Technology giant Cisco intends to acquire New York Stock Exchange-listed cyber security and observability firm Splunk in a $28 billion (R527 billion) deal touted as the biggest transaction so far this year.
The acquisition is also the largest in Cisco’s near 40-year history, according to Reuters.
In a statement published on its website, Cisco confirms the deal at $157 per share in cash, and said the purchase would create “one of the world’s largest software companies”.
The combined venture is expected to strengthen Cisco’s software business and accelerate its business transformation to more recurring revenue.
Upon close of the deal, Splunk president and CEO Gary Steele will join Cisco’s executive leadership team, reporting to chairman and CEO Chuck Robbins.

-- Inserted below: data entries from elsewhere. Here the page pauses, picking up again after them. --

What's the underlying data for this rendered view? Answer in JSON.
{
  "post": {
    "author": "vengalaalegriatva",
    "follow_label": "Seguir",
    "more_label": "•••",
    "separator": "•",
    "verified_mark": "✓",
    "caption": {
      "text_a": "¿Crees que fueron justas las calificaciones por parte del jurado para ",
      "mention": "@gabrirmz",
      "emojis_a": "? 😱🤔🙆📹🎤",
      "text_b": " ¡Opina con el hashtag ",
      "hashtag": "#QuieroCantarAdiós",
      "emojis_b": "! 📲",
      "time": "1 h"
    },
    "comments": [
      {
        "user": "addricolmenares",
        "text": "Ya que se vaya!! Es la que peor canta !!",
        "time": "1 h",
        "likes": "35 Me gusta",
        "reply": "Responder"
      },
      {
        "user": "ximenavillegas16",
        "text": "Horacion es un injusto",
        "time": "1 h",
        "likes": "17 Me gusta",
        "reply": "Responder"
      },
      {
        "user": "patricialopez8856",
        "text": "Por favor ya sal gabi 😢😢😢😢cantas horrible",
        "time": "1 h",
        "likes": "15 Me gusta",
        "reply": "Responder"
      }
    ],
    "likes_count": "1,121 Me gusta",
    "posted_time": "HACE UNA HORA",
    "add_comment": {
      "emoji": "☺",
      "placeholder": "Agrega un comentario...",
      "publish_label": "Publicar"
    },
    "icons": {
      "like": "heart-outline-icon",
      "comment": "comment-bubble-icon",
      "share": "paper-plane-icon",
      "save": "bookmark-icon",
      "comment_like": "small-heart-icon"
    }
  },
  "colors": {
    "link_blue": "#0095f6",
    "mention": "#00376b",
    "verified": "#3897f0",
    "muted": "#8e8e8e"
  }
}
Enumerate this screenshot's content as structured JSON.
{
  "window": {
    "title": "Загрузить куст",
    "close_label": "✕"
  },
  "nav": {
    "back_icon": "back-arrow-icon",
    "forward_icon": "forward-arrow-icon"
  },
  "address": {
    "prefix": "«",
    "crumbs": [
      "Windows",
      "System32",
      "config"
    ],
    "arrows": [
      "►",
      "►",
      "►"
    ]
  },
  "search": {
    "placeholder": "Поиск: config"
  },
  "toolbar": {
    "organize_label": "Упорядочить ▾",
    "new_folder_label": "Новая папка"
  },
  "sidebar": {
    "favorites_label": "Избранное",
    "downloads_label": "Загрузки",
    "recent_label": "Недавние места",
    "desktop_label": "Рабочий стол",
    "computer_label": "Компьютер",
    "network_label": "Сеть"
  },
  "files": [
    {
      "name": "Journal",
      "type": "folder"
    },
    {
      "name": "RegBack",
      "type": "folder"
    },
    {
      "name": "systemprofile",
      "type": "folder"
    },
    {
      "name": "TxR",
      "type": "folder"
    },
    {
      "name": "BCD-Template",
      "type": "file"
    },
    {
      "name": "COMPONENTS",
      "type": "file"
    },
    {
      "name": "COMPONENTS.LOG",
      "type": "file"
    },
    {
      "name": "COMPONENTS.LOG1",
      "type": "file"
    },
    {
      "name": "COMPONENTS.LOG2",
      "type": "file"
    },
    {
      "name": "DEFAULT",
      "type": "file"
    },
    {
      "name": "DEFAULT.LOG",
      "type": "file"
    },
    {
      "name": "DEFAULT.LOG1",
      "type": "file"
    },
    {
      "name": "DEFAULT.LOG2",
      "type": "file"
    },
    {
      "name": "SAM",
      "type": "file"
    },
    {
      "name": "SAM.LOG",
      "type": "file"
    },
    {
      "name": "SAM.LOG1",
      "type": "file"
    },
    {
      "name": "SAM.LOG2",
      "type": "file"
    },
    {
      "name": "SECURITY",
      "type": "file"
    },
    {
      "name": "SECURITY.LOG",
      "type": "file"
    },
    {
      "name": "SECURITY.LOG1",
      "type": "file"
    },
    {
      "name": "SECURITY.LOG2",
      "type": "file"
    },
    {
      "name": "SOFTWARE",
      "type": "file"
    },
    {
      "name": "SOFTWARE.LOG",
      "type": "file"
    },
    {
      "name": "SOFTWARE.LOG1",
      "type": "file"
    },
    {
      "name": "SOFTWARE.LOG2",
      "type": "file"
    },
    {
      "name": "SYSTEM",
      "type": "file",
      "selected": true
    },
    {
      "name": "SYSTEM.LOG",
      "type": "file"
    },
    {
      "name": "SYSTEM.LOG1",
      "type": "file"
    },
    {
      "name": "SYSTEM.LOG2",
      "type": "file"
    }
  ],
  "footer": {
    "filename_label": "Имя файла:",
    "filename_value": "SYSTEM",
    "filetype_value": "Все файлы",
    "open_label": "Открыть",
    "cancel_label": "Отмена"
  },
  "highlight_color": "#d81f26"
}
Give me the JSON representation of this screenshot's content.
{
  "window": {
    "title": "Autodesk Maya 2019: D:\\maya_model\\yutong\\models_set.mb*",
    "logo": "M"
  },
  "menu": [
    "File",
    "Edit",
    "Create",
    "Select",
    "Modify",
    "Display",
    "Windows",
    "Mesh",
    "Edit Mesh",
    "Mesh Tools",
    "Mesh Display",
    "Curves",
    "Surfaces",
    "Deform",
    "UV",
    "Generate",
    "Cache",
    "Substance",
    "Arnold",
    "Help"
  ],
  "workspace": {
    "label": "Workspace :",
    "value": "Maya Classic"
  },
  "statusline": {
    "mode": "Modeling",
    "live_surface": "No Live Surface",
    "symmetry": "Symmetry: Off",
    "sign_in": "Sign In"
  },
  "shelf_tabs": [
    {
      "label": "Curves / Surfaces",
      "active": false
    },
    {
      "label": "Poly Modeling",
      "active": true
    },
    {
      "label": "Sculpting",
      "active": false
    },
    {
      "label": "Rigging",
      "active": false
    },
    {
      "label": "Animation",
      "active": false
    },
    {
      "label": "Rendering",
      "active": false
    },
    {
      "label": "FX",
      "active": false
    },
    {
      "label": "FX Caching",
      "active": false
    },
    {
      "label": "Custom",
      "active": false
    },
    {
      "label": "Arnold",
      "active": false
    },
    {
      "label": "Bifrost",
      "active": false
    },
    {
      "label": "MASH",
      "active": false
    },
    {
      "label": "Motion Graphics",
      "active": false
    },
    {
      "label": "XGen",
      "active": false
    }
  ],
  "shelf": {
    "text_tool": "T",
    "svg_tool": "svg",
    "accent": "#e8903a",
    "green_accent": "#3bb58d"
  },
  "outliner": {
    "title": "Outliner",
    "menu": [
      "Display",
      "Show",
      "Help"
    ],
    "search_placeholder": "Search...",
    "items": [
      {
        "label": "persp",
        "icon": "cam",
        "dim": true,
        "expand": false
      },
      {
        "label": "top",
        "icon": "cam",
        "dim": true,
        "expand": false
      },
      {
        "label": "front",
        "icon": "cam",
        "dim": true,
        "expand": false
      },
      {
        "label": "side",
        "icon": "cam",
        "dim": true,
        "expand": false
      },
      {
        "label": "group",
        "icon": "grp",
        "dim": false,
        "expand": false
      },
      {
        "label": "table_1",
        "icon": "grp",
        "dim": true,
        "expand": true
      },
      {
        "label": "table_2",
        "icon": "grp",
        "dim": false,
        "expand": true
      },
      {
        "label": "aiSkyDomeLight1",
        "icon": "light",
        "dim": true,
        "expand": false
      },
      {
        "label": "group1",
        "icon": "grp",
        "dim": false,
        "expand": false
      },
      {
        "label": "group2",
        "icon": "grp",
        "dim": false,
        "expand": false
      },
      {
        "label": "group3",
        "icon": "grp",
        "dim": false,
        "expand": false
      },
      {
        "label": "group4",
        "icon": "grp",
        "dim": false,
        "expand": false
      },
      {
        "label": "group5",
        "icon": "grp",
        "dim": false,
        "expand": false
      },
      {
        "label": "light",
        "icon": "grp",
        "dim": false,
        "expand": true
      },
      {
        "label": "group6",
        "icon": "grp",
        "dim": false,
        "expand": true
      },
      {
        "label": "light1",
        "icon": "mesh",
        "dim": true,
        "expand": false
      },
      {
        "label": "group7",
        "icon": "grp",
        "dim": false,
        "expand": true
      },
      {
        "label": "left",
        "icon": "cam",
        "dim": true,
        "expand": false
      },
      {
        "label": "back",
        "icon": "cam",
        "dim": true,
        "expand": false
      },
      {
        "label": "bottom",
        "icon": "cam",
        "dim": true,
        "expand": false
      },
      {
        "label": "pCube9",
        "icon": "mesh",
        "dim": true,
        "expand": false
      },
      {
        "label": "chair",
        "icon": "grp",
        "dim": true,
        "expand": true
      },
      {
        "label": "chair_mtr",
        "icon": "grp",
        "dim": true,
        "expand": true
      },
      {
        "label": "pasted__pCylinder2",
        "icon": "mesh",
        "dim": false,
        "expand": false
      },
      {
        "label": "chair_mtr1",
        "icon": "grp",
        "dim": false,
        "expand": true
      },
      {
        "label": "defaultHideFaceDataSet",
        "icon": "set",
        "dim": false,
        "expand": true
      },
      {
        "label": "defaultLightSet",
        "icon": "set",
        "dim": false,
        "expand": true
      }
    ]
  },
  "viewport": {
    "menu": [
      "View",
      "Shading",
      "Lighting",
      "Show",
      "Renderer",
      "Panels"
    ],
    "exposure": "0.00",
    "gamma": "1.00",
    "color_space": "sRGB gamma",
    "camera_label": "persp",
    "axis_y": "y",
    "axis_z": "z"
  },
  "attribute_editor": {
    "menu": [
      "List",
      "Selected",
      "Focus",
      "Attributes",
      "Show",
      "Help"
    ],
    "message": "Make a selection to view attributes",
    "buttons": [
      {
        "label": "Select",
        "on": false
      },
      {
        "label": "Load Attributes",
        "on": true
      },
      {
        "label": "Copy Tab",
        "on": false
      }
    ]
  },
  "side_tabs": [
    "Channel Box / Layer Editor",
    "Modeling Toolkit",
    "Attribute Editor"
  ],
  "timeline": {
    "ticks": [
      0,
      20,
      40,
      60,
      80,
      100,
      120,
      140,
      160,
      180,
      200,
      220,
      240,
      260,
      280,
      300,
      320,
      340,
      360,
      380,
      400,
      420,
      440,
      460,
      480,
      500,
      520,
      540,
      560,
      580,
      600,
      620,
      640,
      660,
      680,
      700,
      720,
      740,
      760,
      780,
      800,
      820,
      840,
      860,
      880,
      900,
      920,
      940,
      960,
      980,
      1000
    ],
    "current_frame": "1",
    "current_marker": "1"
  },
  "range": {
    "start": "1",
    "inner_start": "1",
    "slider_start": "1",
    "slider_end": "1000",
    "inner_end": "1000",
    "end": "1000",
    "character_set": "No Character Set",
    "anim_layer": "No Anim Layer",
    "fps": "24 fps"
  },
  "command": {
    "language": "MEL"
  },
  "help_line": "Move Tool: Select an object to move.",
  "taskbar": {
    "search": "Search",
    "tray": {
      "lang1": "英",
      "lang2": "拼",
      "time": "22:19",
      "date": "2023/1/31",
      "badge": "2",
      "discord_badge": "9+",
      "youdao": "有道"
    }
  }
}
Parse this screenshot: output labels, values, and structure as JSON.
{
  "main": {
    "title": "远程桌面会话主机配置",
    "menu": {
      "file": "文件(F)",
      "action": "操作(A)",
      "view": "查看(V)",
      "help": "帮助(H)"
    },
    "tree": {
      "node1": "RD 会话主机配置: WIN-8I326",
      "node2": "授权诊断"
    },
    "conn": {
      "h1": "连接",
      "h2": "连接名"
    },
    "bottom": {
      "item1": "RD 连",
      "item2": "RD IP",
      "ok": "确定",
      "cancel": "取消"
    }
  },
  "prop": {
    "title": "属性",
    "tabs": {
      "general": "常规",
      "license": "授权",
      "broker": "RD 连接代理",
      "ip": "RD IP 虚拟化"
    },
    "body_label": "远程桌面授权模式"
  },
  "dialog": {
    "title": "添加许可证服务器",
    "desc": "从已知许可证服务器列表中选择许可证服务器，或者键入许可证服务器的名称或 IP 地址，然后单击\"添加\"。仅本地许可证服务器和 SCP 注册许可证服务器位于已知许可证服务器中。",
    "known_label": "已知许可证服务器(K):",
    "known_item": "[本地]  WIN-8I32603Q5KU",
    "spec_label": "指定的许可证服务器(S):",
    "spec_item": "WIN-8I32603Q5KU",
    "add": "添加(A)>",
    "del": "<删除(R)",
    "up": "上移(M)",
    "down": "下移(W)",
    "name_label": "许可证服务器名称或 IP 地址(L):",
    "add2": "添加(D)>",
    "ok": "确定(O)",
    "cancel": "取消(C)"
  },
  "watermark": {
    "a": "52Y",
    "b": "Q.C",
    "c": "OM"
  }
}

Splunk is based in San Francisco, California, and produces software for searching, monitoring and analysing machine-generated data via a web-style interface.
The companies say the acceleration and adoption of generative artificial intelligence (AI), expanding threat surfaces and multiple cloud environments create complexity and the need to better manage and protect data, and extract its value to stay digitally resilient.
The goal is to combine Cisco’s and Splunk's capabilities to advance AI-enabled security and observability. “From threat detection and response, to threat prediction and prevention, we will help make organisations of all sizes more secure and resilient,” says Robbins.
Arthur Goldstuck, MD of World Wide Worx, says the acquisition is all about observability. “That's the ability to see what's going on inside a system without having to open it up, so issues can be identified and fixed quickly.
“Cisco has been building its capacity in this area, buying companies like AppDynamics and ThousandEyes.
“It tried to buy Splunk last year for $20 billion, and the fact that it has paid a 40% premium over that price shows both that Splunk knows what it's worth to Cisco, and that it has become a more profitable company since then.”
Mostly, however, Goldstuck adds, it demonstrates the urgency of covering all observability bases, from application monitoring, to the customer experience.
“Although this isn't an AI play, it feeds into the current AI frenzy, in that the world is about to become more hyperconnected, and data creation is going to accelerate beyond anything we have seen.
“Observability will be a key element of managing and safeguarding businesses and consumers in the ensuing data chaos.
“Of course, AI has to become integral to observability, and here we have not seen Cisco show a strong hand yet. We can perhaps expect more acquisitions in that direction,” comments Goldstuck.
The deal is expected to close by the end of the third quarter of calendar year 2024, subject to regulatory and shareholder approval.